Disposition of this case is quite clearly governed by the failure of appellant to file exceptions to the nonjury verdict of October 25, 1974. Pa.R.C.P. No. 1038 requires that exceptions be taken within twenty (20) days. Matters not covered by exceptions are waived. Majority opinion at p. 276.

This statement begs the question. If appellant knew about the non-jury verdict of October 25 in time to file exceptions, and nevertheless did not file them, then, to be sure, no appeal could be taken from a judgment entered on the verdict; and if an appeal were taken, it would be quashed. Here, however, the question is whether appellant *280 did know about the verdict in time to file exceptions. According to appellant's petition to open the judgment, and its petition for reconsideration, it did not know about the verdict until after the judgment had been entered. If this is so, appellant did not "fail" to file exceptions; it could not file them. There was nothing for it to file exceptions to. One does not file exceptions to a judgment; one petitions to open the judgment, which is what appellant did.

Judge Bolger recognized that appellant's procedure was correct. He denied appellant's petition to open because, after receiving testimony on the petition, he found that appellant had received notice that the case would be tried on October 25. From this finding it followed that the failure of appellant to appear at the trial, and its consequent failure to know about the verdict and ensuing judgment, were appellant's own fault. Accordingly, Judge Bolger concluded that the petition to open should be denied, and so should the petition for reconsideration. The question we must decide is whether this conclusion was warranted.

III

In considering a petition to open a judgment, the lower court sits as a court in equity. In reviewing its decision, we reverse only for an abuse of discretion. Liberty National Bank of Pittston v. Degillio, 406 Pa. 127, 176 A.2d 446 (1962); Ab v. Continental Imports, 220 Pa.Super. 5, 281 A.2d 646 (1971). If appellant did receive notice of the trial and nevertheless failed to appear, we cannot say that Judge Bolger abused his discretion in denying the petition to reconsider his earlier denial of the petition to open.

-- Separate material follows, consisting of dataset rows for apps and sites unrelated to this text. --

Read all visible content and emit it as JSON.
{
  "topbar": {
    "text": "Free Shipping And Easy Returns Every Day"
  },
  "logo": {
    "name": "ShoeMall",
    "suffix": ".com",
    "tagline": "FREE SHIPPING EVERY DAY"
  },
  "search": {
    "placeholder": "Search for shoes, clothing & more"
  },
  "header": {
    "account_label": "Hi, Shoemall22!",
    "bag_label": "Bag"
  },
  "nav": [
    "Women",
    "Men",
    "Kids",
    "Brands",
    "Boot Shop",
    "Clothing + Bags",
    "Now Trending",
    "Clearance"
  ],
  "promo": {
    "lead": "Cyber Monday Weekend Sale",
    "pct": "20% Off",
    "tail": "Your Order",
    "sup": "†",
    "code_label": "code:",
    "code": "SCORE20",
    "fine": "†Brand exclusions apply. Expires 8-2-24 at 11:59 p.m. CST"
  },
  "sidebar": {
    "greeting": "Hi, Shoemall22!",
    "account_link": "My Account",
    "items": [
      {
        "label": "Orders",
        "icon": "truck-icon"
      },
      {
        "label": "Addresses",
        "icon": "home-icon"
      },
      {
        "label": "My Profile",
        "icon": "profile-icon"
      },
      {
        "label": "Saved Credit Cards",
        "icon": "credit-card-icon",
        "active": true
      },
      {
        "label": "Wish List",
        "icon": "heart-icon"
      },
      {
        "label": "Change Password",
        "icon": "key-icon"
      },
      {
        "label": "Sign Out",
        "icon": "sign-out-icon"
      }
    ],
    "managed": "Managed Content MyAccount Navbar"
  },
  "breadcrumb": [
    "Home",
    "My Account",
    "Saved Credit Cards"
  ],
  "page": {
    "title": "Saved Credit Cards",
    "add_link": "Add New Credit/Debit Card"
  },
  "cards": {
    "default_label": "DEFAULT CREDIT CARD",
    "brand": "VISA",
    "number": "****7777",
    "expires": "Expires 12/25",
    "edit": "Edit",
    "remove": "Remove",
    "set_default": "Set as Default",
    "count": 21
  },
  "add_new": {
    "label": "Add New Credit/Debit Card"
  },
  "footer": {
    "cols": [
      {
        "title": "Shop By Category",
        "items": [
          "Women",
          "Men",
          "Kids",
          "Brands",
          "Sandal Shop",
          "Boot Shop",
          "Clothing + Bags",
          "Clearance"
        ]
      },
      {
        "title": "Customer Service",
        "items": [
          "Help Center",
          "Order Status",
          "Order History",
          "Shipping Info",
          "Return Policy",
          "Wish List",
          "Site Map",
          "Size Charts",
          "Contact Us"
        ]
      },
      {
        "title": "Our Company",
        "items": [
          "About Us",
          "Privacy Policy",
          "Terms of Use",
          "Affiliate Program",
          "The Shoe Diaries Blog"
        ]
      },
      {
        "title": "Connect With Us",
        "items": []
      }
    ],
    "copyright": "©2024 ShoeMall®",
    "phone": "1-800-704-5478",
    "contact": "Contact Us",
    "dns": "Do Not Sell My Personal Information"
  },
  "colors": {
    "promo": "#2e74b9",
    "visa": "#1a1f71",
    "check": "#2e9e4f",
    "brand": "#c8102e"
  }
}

From appellant's point of view, the difficulty started when James McCrudden, Esquire, who had represented appellant at the arbitration hearing, wrote Judge Bolger that he was going to withdraw. The original stockholders *281 of appellant were Messrs. Biggins and Ronis; Mr. McCrudden had been retained by Mr. Biggins. In his letter to Judge Bolger, Mr. McCrudden stated that he was no longer authorized to represent appellant because Mr. Biggins had died.

What happened next is by no means clear. Stated generally, the question Judge Bolger had to decide was what effect, if any, Mr. McCrudden's announced intention to withdraw had, so far as concerned notice to appellant of the trial date.

It appears that after appellee filed his complaint, in 1966, appellant's stock was sold twice, once in 1967, and again in 1971. Without going into detail, suffice it to say that because of these sales, two additional counsel became involved: Allen Feingold, Esquire, who represented Mr. Rosin; and Marvyn Gould, Esquire, who represented the 1967 purchasers of the Biggins-Rosin stock. As Mr. Rosin was one of the stockholders when appellee was hired by appellant, he knew of appellee's claim.

The notice that the case was listed for trial on October 25, 1974, was sent to Mr. McCrudden, Mr. Gould, and appellant. Notice was also published in the Legal Intelligencer from October 2, 1974, to October 25, 1974. Again without going into detail, suffice it to say that Judge Bolger could have found, as he did find, that appellant had actual notice of the proceedings pending against it and yet did nothing to protect its interests. As Judge Bolger concluded in his opinion of September 23, 1975 (written in response to this appeal):

. . . the defendant [appellant] received and digested the trial notice and then took no action in response thereto . . . . Under all the circumstances of this case, it has not given a reasonable excuse for its failure to appear and defend at the trial. Slip opinion at 5.

*282 Accordingly, no abuse of discretion appearing, the order of the lower court denying appellant's petition for reconsideration should be affirmed.

HOFFMAN, J., joins in this opinion.